As I understand it, basketweave couching can be worked turning the thread at the end of each row, or sinking it. I would have liked to have turned it, as that is the more economical technique, but I felt that this would create the impression of a compact and complete shape, whereas – however stylised it is – this shape represents a three-dimensional object, the headdress wrapping around Akhenaten’s head.
That means more than 70 ends to sink, through silk, thin padding, and calico.
The embroidery on the new cover for Maggie The Magnifier is relatively simple, but it does involve a few favourite stitches.
First and foremost, Braid Stitch. Not the Infamous Plaited Braid Stitch – I was sure I wouldn’t have enough wool for that! – but the ordinary Braid Stitch. I’ve been fond of it for years, as it makes a good, strongly textured line, and it’s much easier than it looks. It’s also fairly easy to work in the hand, and this was very much a holiday period project, using bits and pieces I could easily get hold of, which didn’t include my embroidery hoops!
The central rosette uses satin stitch (not a favourite, exactly, but very effective!), Romanian Stitch, and in the centre, a little knotted stitch that I’m sure I know from a book, and has a name, but it just came swimming up out of my head, unattributed, as though I was making it up as I went along.
The buds, or finials, or whatever they are, are in nested fly stitches, outlined with further fly stitches, and you will note, from this view, that I stuck to my decision to draft the design by hand, and not tweak and even it up. This is very much a piece of domestic, informal embroidery, and there’s no reason for it to look glossy and machine made.
I’ve not been finishing any of the Amarna pieces for presentation, because once mounted and framed, they take up much more space, and also because I’m not sure which pieces are going where. However, the needlefelted pieces are not going to form part of the main panels, and I rather think it may take more than one attempt to get them just right. I’ve decided I want to present them rather as pieces of fresco are presented in museums, on a background which is similar in colour to the main colour, but not close enough to mislead.

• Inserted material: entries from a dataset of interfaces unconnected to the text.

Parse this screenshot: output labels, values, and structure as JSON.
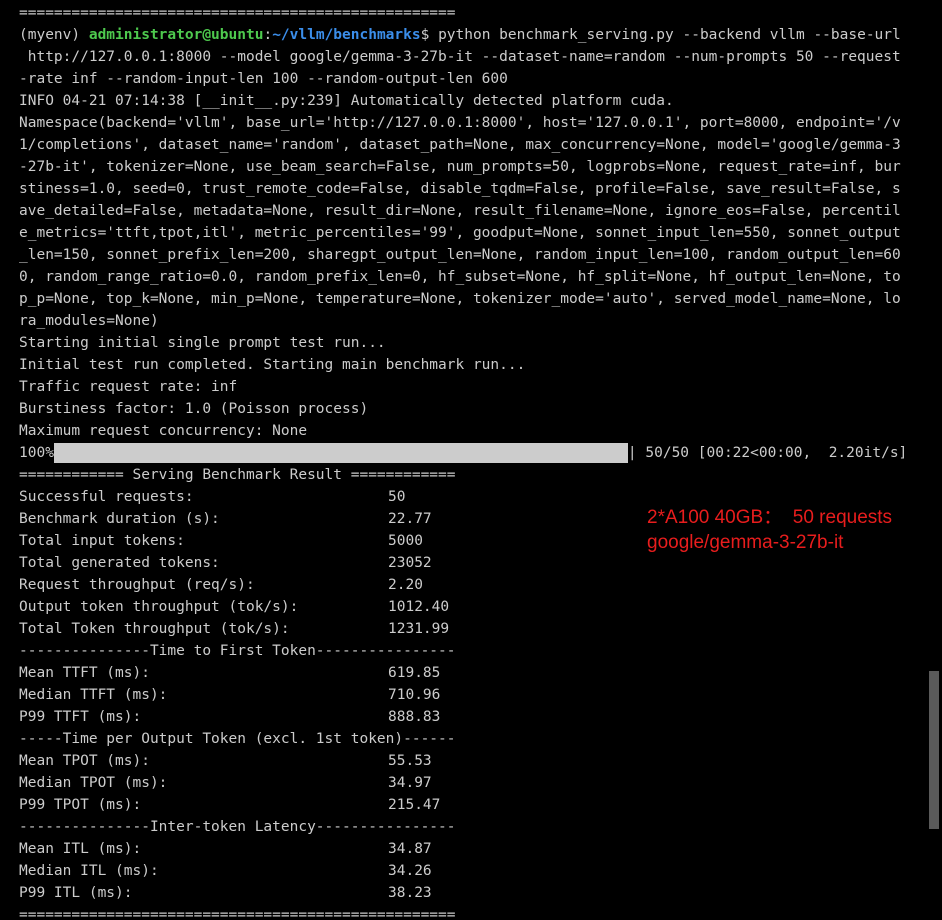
{
  "terminal": {
    "top_rule": "==================================================",
    "prompt": {
      "env": "(myenv) ",
      "user": "administrator@ubuntu",
      "sep": ":",
      "path": "~/vllm/benchmarks",
      "symbol": "$ ",
      "command": "python benchmark_serving.py --backend vllm --base-url"
    },
    "command_cont": [
      " http://127.0.0.1:8000 --model google/gemma-3-27b-it --dataset-name=random --num-prompts 50 --request",
      "-rate inf --random-input-len 100 --random-output-len 600"
    ],
    "log_lines": [
      "INFO 04-21 07:14:38 [__init__.py:239] Automatically detected platform cuda.",
      "Namespace(backend='vllm', base_url='http://127.0.0.1:8000', host='127.0.0.1', port=8000, endpoint='/v",
      "1/completions', dataset_name='random', dataset_path=None, max_concurrency=None, model='google/gemma-3",
      "-27b-it', tokenizer=None, use_beam_search=False, num_prompts=50, logprobs=None, request_rate=inf, bur",
      "stiness=1.0, seed=0, trust_remote_code=False, disable_tqdm=False, profile=False, save_result=False, s",
      "ave_detailed=False, metadata=None, result_dir=None, result_filename=None, ignore_eos=False, percentil",
      "e_metrics='ttft,tpot,itl', metric_percentiles='99', goodput=None, sonnet_input_len=550, sonnet_output",
      "_len=150, sonnet_prefix_len=200, sharegpt_output_len=None, random_input_len=100, random_output_len=60",
      "0, random_range_ratio=0.0, random_prefix_len=0, hf_subset=None, hf_split=None, hf_output_len=None, to",
      "p_p=None, top_k=None, min_p=None, temperature=None, tokenizer_mode='auto', served_model_name=None, lo",
      "ra_modules=None)",
      "Starting initial single prompt test run...",
      "Initial test run completed. Starting main benchmark run...",
      "Traffic request rate: inf",
      "Burstiness factor: 1.0 (Poisson process)",
      "Maximum request concurrency: None"
    ],
    "progress": {
      "percent_label": "100%",
      "fraction": 1.0,
      "stats": "| 50/50 [00:22<00:00,  2.20it/s]"
    },
    "result_header": "============ Serving Benchmark Result ============",
    "summary": [
      {
        "key": "Successful requests:",
        "value": "50"
      },
      {
        "key": "Benchmark duration (s):",
        "value": "22.77"
      },
      {
        "key": "Total input tokens:",
        "value": "5000"
      },
      {
        "key": "Total generated tokens:",
        "value": "23052"
      },
      {
        "key": "Request throughput (req/s):",
        "value": "2.20"
      },
      {
        "key": "Output token throughput (tok/s):",
        "value": "1012.40"
      },
      {
        "key": "Total Token throughput (tok/s):",
        "value": "1231.99"
      }
    ],
    "ttft_header": "---------------Time to First Token----------------",
    "ttft": [
      {
        "key": "Mean TTFT (ms):",
        "value": "619.85"
      },
      {
        "key": "Median TTFT (ms):",
        "value": "710.96"
      },
      {
        "key": "P99 TTFT (ms):",
        "value": "888.83"
      }
    ],
    "tpot_header": "-----Time per Output Token (excl. 1st token)------",
    "tpot": [
      {
        "key": "Mean TPOT (ms):",
        "value": "55.53"
      },
      {
        "key": "Median TPOT (ms):",
        "value": "34.97"
      },
      {
        "key": "P99 TPOT (ms):",
        "value": "215.47"
      }
    ],
    "itl_header": "---------------Inter-token Latency----------------",
    "itl": [
      {
        "key": "Mean ITL (ms):",
        "value": "34.87"
      },
      {
        "key": "Median ITL (ms):",
        "value": "34.26"
      },
      {
        "key": "P99 ITL (ms):",
        "value": "38.23"
      }
    ],
    "bottom_rule": "=================================================="
  },
  "annotation": {
    "line1": "2*A100 40GB：  50 requests",
    "line2": "google/gemma-3-27b-it",
    "color": "#e81d1d"
  },
  "colors": {
    "background": "#000000",
    "text": "#cccccc",
    "user": "#4ec94e",
    "path": "#3b8eea"
  }
}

So the first thing to do was to find a suitably-sized artist’s canvas, and cover it with some padding and then a nice woollen fabric which is a warm yellow, slightly darker than the felt background. Then I cut around the Amarna Geese to make a rough, uneven shape. I should probably have cut off a head or something so that the fresco would look suitably fragmentary, but I simply couldn’t bring myself to do that!
I used a fine woollen thread to attach the felt to the background fabric, as far as possible remaining within the thickness of the felt. That was quite tricky, and I wonder whether there might be an easier way. I’m glad I didn’t start with the two princesses!
My Morse Code signature is in double straight stitches, following an edge. And there’s a bit of a corner left open there. I might do an extra goose head and add it in as a separate fragment!